*TASK INPUTS*

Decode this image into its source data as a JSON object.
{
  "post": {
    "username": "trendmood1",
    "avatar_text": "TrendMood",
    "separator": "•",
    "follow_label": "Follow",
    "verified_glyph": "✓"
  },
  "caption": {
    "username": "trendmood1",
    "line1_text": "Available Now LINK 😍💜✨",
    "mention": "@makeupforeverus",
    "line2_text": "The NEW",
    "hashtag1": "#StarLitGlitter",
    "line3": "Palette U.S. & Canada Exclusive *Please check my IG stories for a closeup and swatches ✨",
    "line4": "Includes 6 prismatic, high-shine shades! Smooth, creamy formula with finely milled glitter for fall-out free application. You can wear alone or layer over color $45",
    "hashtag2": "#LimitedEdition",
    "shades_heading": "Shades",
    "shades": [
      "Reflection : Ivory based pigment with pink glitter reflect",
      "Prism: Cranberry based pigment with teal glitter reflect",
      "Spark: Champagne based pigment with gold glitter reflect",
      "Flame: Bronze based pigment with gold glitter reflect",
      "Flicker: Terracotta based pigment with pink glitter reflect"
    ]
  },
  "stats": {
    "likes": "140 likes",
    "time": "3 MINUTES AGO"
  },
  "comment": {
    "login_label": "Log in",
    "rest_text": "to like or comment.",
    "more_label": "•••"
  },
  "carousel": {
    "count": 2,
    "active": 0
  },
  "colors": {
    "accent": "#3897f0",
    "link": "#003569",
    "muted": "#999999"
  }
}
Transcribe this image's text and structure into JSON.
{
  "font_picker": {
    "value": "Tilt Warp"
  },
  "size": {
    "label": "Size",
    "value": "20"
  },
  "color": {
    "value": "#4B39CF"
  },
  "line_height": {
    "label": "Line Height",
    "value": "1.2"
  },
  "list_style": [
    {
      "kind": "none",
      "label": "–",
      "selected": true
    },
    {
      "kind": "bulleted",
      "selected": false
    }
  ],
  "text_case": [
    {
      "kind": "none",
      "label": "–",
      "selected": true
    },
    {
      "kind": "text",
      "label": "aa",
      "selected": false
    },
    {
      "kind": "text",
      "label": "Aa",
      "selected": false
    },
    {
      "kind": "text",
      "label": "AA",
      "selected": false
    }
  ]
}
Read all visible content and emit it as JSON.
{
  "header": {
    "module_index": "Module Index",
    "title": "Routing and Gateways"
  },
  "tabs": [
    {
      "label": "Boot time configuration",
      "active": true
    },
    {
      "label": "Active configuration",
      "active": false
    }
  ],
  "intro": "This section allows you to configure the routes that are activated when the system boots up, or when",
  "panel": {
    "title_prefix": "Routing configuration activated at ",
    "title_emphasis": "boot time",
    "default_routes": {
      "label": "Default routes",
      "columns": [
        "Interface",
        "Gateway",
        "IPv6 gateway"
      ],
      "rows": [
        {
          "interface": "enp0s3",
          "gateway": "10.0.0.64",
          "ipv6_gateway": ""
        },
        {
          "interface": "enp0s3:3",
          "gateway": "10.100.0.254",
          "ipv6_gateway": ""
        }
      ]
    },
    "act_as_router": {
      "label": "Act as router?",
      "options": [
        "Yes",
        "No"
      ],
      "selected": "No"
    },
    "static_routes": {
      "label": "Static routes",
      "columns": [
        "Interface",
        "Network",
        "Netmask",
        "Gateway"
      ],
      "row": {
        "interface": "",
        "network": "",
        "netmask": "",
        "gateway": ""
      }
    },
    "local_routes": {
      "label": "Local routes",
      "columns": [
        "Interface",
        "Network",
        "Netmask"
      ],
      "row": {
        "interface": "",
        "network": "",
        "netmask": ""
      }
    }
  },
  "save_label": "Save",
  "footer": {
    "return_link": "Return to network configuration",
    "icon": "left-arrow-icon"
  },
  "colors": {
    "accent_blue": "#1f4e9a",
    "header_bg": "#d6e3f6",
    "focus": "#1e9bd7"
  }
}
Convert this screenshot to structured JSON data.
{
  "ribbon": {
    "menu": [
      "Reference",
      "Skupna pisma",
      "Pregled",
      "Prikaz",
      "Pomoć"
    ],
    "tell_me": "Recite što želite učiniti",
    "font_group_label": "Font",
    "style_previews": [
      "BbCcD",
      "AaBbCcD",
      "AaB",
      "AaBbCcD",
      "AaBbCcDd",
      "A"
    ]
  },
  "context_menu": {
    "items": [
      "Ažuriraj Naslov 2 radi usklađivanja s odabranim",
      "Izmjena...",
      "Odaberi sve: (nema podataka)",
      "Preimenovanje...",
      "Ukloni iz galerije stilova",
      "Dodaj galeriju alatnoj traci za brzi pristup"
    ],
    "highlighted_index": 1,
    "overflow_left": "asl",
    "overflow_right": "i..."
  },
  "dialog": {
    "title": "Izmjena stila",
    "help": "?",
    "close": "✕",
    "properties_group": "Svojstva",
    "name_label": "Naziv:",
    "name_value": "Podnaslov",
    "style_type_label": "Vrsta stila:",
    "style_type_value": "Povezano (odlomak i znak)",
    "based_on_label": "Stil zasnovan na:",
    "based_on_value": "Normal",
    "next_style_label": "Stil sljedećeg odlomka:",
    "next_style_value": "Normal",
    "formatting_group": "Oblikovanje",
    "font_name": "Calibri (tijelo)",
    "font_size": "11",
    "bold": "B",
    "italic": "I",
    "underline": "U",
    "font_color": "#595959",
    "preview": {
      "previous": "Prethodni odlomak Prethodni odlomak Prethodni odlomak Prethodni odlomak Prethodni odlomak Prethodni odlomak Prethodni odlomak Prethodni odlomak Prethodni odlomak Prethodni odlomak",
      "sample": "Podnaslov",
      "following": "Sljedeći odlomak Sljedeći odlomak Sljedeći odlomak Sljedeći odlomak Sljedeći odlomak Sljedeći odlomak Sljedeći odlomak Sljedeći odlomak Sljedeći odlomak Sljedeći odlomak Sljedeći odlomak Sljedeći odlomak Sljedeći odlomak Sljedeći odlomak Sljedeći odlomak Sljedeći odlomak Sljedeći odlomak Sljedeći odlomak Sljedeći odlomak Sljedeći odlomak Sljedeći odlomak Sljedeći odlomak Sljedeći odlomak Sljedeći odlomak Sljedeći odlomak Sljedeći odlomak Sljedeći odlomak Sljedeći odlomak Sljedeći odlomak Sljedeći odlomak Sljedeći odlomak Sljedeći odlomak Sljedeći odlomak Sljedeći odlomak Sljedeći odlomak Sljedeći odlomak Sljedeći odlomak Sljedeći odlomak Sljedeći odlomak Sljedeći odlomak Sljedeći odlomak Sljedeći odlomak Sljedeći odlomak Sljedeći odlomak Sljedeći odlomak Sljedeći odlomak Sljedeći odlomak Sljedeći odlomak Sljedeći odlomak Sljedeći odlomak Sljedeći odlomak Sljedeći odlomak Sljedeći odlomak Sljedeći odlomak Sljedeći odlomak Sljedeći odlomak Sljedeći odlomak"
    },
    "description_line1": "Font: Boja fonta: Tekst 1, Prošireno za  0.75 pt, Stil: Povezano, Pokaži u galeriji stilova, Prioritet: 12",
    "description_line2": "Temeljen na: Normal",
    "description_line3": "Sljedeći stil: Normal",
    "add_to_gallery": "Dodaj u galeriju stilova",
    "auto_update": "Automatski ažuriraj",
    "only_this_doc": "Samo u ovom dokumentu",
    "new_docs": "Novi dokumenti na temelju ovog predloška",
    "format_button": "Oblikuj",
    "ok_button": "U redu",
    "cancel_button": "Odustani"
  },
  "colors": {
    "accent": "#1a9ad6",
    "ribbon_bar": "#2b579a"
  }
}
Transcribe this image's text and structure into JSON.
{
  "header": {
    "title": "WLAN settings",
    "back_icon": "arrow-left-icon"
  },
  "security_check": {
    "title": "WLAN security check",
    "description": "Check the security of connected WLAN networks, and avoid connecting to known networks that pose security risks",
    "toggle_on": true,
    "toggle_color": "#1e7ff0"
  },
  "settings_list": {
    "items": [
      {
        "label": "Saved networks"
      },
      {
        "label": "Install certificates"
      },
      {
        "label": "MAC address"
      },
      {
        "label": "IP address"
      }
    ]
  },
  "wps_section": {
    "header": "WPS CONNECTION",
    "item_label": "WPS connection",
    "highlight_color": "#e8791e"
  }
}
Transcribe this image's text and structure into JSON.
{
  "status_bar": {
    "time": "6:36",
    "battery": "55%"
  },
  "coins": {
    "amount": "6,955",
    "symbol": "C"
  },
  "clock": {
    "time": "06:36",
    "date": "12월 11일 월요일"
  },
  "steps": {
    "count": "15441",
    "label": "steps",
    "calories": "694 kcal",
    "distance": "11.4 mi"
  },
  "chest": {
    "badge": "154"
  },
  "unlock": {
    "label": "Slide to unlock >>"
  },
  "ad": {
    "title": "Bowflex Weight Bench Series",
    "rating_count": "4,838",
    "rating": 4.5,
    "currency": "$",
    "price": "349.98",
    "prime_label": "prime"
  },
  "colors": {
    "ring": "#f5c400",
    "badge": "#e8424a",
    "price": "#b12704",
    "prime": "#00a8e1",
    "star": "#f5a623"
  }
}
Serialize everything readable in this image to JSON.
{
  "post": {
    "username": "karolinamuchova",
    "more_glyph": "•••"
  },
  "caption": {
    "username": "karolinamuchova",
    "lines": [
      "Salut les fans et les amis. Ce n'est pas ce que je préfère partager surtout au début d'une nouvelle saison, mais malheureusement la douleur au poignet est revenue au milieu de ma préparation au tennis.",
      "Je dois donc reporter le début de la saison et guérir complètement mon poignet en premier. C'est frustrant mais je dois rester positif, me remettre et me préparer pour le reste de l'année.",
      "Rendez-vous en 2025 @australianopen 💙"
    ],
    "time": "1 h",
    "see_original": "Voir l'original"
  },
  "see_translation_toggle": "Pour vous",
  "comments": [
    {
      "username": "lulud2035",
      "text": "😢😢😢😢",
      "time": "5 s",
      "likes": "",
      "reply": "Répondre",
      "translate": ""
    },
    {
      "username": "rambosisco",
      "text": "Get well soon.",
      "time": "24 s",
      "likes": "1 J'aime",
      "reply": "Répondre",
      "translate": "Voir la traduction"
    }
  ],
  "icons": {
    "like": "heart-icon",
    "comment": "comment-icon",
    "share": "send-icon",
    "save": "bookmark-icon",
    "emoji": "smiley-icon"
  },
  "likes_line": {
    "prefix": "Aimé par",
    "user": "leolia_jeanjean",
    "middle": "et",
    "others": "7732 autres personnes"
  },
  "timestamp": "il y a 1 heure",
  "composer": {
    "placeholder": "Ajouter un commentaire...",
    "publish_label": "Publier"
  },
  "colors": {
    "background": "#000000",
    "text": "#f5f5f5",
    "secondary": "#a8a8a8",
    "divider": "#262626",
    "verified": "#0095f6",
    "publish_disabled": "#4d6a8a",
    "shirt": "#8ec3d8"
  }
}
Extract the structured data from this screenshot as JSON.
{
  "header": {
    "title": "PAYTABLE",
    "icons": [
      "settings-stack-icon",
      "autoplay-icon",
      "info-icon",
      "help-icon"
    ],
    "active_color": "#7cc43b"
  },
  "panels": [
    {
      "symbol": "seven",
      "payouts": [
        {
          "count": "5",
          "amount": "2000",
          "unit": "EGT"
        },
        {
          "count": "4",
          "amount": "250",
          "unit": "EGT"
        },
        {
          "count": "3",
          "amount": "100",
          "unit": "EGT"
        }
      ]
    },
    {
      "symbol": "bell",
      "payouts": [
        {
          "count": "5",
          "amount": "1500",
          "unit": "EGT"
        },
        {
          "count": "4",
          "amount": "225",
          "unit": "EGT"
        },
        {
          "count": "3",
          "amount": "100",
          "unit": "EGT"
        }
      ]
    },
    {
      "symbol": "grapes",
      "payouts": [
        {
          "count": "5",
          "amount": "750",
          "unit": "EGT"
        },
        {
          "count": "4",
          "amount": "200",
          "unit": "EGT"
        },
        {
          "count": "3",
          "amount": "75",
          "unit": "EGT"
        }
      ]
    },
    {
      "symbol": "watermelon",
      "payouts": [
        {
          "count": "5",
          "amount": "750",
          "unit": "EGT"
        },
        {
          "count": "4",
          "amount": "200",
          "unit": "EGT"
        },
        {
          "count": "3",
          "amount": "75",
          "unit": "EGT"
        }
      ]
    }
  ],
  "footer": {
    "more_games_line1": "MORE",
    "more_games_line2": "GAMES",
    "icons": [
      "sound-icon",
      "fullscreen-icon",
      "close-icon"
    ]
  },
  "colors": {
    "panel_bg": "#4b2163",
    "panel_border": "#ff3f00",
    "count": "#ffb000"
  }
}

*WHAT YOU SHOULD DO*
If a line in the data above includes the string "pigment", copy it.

*WORKED SOLUTION*
      "Reflection : Ivory based pigment with pink glitter reflect",
      "Prism: Cranberry based pigment with teal glitter reflect",
      "Spark: Champagne based pigment with gold glitter reflect",
      "Flame: Bronze based pigment with gold glitter reflect",
      "Flicker: Terracotta based pigment with pink glitter reflect"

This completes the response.